* [Activity]: Print all entries below exactly as they appear.

* [Material provided]:

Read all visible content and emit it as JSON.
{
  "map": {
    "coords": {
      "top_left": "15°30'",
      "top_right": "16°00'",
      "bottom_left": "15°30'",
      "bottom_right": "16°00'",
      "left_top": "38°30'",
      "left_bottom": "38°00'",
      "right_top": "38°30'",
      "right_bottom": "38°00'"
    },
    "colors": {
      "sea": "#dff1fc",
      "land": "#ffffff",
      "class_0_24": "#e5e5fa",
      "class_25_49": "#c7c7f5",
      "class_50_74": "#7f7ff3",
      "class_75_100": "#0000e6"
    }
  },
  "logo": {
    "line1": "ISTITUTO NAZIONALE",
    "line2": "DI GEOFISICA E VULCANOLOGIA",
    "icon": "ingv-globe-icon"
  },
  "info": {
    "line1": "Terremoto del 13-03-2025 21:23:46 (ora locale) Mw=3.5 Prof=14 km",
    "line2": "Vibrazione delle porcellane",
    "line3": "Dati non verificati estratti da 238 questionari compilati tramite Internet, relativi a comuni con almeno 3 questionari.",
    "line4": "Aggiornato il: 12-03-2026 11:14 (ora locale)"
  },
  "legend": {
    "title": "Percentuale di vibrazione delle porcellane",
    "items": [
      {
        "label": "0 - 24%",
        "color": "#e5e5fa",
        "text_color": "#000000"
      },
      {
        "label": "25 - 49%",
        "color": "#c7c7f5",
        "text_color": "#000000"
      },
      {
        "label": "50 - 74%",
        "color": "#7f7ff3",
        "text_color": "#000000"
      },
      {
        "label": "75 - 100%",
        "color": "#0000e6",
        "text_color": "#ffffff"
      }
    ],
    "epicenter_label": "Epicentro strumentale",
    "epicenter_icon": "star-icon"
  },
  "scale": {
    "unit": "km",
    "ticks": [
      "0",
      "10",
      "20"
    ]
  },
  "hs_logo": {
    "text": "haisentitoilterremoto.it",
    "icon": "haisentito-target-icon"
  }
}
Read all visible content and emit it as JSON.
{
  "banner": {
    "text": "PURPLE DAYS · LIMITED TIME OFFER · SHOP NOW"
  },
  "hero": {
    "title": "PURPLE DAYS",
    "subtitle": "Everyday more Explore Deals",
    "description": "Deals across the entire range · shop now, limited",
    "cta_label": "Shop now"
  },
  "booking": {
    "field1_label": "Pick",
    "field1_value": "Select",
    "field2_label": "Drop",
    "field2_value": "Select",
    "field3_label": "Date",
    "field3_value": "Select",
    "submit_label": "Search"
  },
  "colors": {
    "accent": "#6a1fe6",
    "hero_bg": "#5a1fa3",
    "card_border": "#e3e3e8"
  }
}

* [Result of the exercise]:
Read all visible content and emit it as JSON.
{
  "map": {
    "coords": {
      "top_left": "15°30'",
      "top_right": "16°00'",
      "bottom_left": "15°30'",
      "bottom_right": "16°00'",
      "left_top": "38°30'",
      "left_bottom": "38°00'",
      "right_top": "38°30'",
      "right_bottom": "38°00'"
    },
    "colors": {
      "sea": "#dff1fc",
      "land": "#ffffff",
      "class_0_24": "#e5e5fa",
      "class_25_49": "#c7c7f5",
      "class_50_74": "#7f7ff3",
      "class_75_100": "#0000e6"
    }
  },
  "logo": {
    "line1": "ISTITUTO NAZIONALE",
    "line2": "DI GEOFISICA E VULCANOLOGIA",
    "icon": "ingv-globe-icon"
  },
  "info": {
    "line1": "Terremoto del 13-03-2025 21:23:46 (ora locale) Mw=3.5 Prof=14 km",
    "line2": "Vibrazione delle porcellane",
    "line3": "Dati non verificati estratti da 238 questionari compilati tramite Internet, relativi a comuni con almeno 3 questionari.",
    "line4": "Aggiornato il: 12-03-2026 11:14 (ora locale)"
  },
  "legend": {
    "title": "Percentuale di vibrazione delle porcellane",
    "items": [
      {
        "label": "0 - 24%",
        "color": "#e5e5fa",
        "text_color": "#000000"
      },
      {
        "label": "25 - 49%",
        "color": "#c7c7f5",
        "text_color": "#000000"
      },
      {
        "label": "50 - 74%",
        "color": "#7f7ff3",
        "text_color": "#000000"
      },
      {
        "label": "75 - 100%",
        "color": "#0000e6",
        "text_color": "#ffffff"
      }
    ],
    "epicenter_label": "Epicentro strumentale",
    "epicenter_icon": "star-icon"
  },
  "scale": {
    "unit": "km",
    "ticks": [
      "0",
      "10",
      "20"
    ]
  },
  "hs_logo": {
    "text": "haisentitoilterremoto.it",
    "icon": "haisentito-target-icon"
  }
}
Read all visible content and emit it as JSON.
{
  "banner": {
    "text": "PURPLE DAYS · LIMITED TIME OFFER · SHOP NOW"
  },
  "hero": {
    "title": "PURPLE DAYS",
    "subtitle": "Everyday more Explore Deals",
    "description": "Deals across the entire range · shop now, limited",
    "cta_label": "Shop now"
  },
  "booking": {
    "field1_label": "Pick",
    "field1_value": "Select",
    "field2_label": "Drop",
    "field2_value": "Select",
    "field3_label": "Date",
    "field3_value": "Select",
    "submit_label": "Search"
  },
  "colors": {
    "accent": "#6a1fe6",
    "hero_bg": "#5a1fa3",
    "card_border": "#e3e3e8"
  }
}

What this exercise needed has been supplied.